A Decade of AMS DataStreme Courses—Teachers Using Earth System Information
Exhibit Hall A2 (Georgia World Congress Center)
Robert S. Weinbeck, SUNY, Brockport, NY; and I. W. Geer, J. M. Moran, D. R. Smith, E. J. Hopkins, E. W. Mills, and B. A. Blair

Poster PDF (169.4 kB)

The DataStreme Project has become the precollege teacher enhancement flagship of the American Meteorological Society's Education Program. Three courses [DataStreme Atmosphere, DataStreme Ocean and DataStreme Water in the Earth System (WES)] have aided over 10,000 teachers to develop Earth system science competency. Following course participation teachers become Earth system science resource persons in their schools and districts. Further, the use of telecommunicated Earth system environmental information has been shown to be both exciting and highly motivational for students.

DataStreme Atmosphere, which began as the DataStreme Project in 1995, has served as the prototype for all AMS' DataStreme courses. DataStreme courses are offered locally by the Local Implementation Team (LIT), typically three members who are master teachers or scientists. They serve as mentors to the teachers whom they recruit. Course content is provided by a custom text and benchmark investigations coordinated by AMS' DataStreme Central. The text and the first halves of investigations are provided to the participants at the first semester meeting with weekly investigation completions based on current environmental data being delivered via the course website. The LIT also provides two additional meetings and weekly mentoring while participants work toward content mastery.

The unique blend of collegial work on specially crafted learning investigations utilizing current Internet-delivered real-time data is highly motivating and authentic.

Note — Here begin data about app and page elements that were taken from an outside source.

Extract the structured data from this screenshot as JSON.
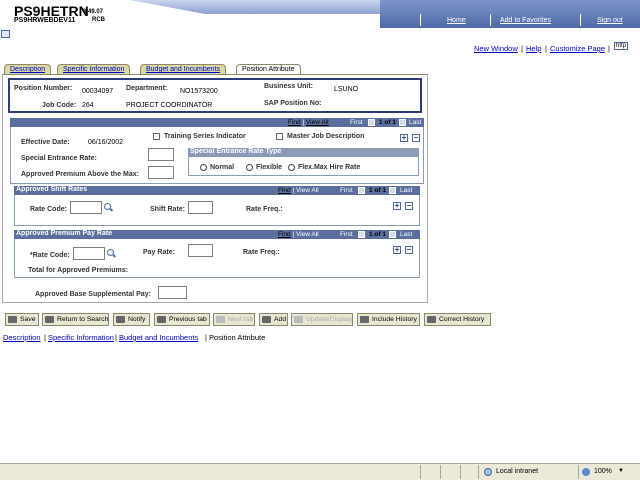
{
  "header": {
    "app_title": "PS9HETRN",
    "version": "8.49.07",
    "db": "PS9HRWEBDEV11",
    "user": "RCB",
    "links": {
      "home": "Home",
      "favorites": "Add to Favorites",
      "signout": "Sign out"
    }
  },
  "top_links": {
    "new_window": "New Window",
    "help": "Help",
    "customize": "Customize Page",
    "http": "http"
  },
  "tabs": [
    {
      "label": "Description",
      "active": false
    },
    {
      "label": "Specific Information",
      "active": false
    },
    {
      "label": "Budget and Incumbents",
      "active": false
    },
    {
      "label": "Position Attribute",
      "active": true
    }
  ],
  "position": {
    "number_label": "Position Number:",
    "number": "00034097",
    "dept_label": "Department:",
    "dept": "NO1573200",
    "bu_label": "Business Unit:",
    "bu": "LSUNO",
    "jobcode_label": "Job Code:",
    "jobcode": "264",
    "jobtitle": "PROJECT COORDINATOR",
    "sap_label": "SAP Position No:"
  },
  "date_section": {
    "nav": {
      "find": "Find",
      "view_all": "View All",
      "first": "First",
      "count": "1 of 1",
      "last": "Last"
    },
    "effective_date_label": "Effective Date:",
    "effective_date": "06/16/2002",
    "training_label": "Training Series Indicator",
    "master_label": "Master Job Description",
    "special_rate_label": "Special Entrance Rate:",
    "premium_label": "Approved Premium Above the Max:",
    "rate_type_title": "Special Entrance Rate Type",
    "radio_normal": "Normal",
    "radio_flexible": "Flexible",
    "radio_flexmax": "Flex.Max Hire Rate"
  },
  "shift_rates": {
    "title": "Approved Shift Rates",
    "nav": {
      "find": "Find",
      "view_all": "View All",
      "first": "First",
      "count": "1 of 1",
      "last": "Last"
    },
    "rate_code_label": "Rate Code:",
    "shift_rate_label": "Shift Rate:",
    "rate_freq_label": "Rate Freq.:"
  },
  "premium_pay": {
    "title": "Approved Premium Pay Rate",
    "nav": {
      "find": "Find",
      "view_all": "View All",
      "first": "First",
      "count": "1 of 1",
      "last": "Last"
    },
    "rate_code_label": "*Rate Code:",
    "pay_rate_label": "Pay Rate:",
    "rate_freq_label": "Rate Freq.:",
    "total_label": "Total for Approved Premiums:"
  },
  "base_supp_label": "Approved Base Supplemental Pay:",
  "toolbar": {
    "save": "Save",
    "return": "Return to Search",
    "notify": "Notify",
    "previous": "Previous tab",
    "next": "Next tab",
    "add": "Add",
    "update": "Update/Display",
    "include": "Include History",
    "correct": "Correct History"
  },
  "bottom_links": [
    "Description",
    "Specific Information",
    "Budget and Incumbents",
    "Position Attribute"
  ],
  "status_bar": {
    "zone": "Local intranet",
    "zoom": "100%"
  }
}
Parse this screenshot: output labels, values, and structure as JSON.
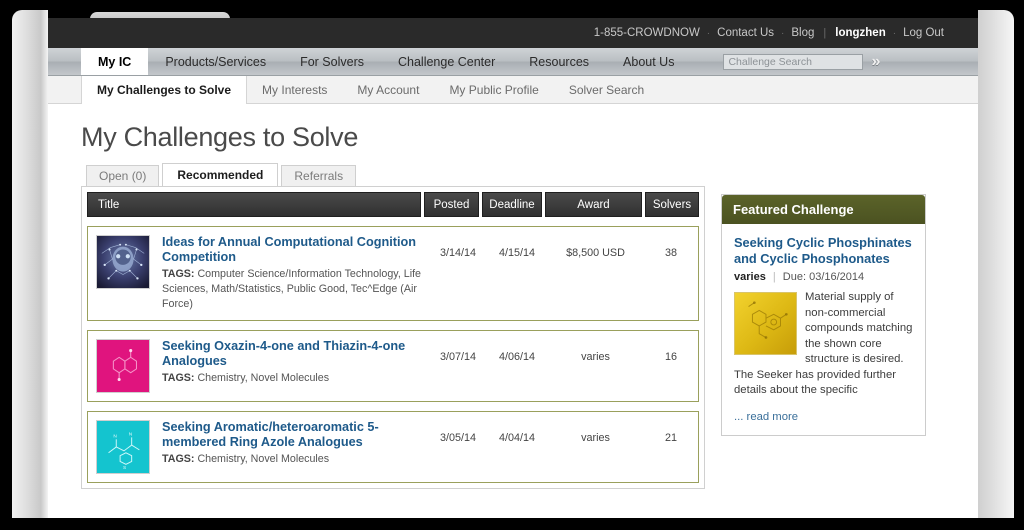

Teachers in turn bring this content interest and immediacy to their colleagues and classrooms.